The gruesome practice of shark finning, or the process of cutting a shark's fin off and throwing it back in the ocean to die, is generally considered inhumane and wasteful. Fins are necessary to keep the shark moving and to keep water moving over its gills — sharks without fins will die shortly after they're thrown back. But finning, to many conservationists, is one of a host of problems facing sharks—and the most pressing issue is the overall precipitous decline of sharks around the world. A 2014 paper published in the journal Marine Policy estimated that 97 million sharks were killed by fishing, bycatch and finning combined in 2010. Finning, the paper noted was only compounding this problem.
That being said, many conservationists are trying to stop the trade in shark products where they can. The result is a massive campaign that relies on brand-shaming as its most powerful tool. Led by Hong Kong-based photographer and conservationist Alex Hofford, the push began by targeting Asian airlines, where the market for shark fin soup was flourishing. After public pressure, Thai Airways, Singapore Airlines, Cebu Pacific and over 20 other airlines announced that they would no longer ship shark fins.
Soon enough, the shark fin boycott moved west.
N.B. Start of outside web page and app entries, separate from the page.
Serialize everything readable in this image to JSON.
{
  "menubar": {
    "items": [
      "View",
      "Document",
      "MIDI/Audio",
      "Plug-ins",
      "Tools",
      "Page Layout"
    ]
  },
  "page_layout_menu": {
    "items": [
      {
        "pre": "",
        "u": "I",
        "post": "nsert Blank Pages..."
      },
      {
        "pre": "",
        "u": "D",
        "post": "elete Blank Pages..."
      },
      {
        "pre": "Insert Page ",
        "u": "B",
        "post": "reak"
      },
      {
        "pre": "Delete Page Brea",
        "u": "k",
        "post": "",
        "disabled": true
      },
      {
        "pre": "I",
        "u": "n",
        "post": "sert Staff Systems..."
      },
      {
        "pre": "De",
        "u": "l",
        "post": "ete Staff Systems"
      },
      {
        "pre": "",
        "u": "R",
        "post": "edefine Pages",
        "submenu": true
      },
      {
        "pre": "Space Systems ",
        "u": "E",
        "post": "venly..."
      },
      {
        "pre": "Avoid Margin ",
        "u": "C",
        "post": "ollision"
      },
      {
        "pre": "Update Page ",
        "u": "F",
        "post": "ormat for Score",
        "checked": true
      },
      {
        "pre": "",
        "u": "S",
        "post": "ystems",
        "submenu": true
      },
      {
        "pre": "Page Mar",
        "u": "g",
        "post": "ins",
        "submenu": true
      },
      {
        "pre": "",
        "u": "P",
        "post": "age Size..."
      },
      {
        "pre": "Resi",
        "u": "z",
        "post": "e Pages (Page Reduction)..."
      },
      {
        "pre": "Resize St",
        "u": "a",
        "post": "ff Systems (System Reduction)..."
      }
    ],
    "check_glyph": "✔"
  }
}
After it was caught hauling loads of endangered shark meat through US ports, American Airlines Group, the world's largest airline group and owner of both American and US Airways, announced it was ending all shark fin shipments.
UPS, it appears, is the next target.
After a local Costa Rican organization called Pretoma found evidence that UPS was preparing to ship at least 30 90-pound sacks of shark fins—the equivalent of 4,000 sharks—out of Costa Rica, activists began to protest.
UPS issued a statement saying that the company "is strongly opposed to, and has a policy against, shipping products that involve the exploitation of endangered or protected species of any kind."
Now, UPS isn't hiding. When shown documents verifying that it had shipped fins of shark species considered "vulnerable" by the IUCN Red List, Kristen Petrella, UPS's public relations manager for sustainability, said that the company "received all required third party certifications for the shipment in question." Petrella acknowledged that her company is indeed shipping shark fins—though she says that doesn't include the fins of endangered species.
There's now a petition with nearly 170,000 signatures calling on UPS to stop carrying shark fins, and earlier this week a group of five conservation non-profits penned a letters to UPS demanding that the company end shipments.
Meanwhile, UPS wouldn't disclose just how many sacks brimming with shark fins it flies across the ocean every year. And unless someone finds a protected species among the bunch, the shipments are perfectly legal, Petrella explained.
"UPS ships shark fins that are legal to ship," she said.
Hell or Salt Water is a series on Motherboard about exploring and preserving our oceans. Follow along here.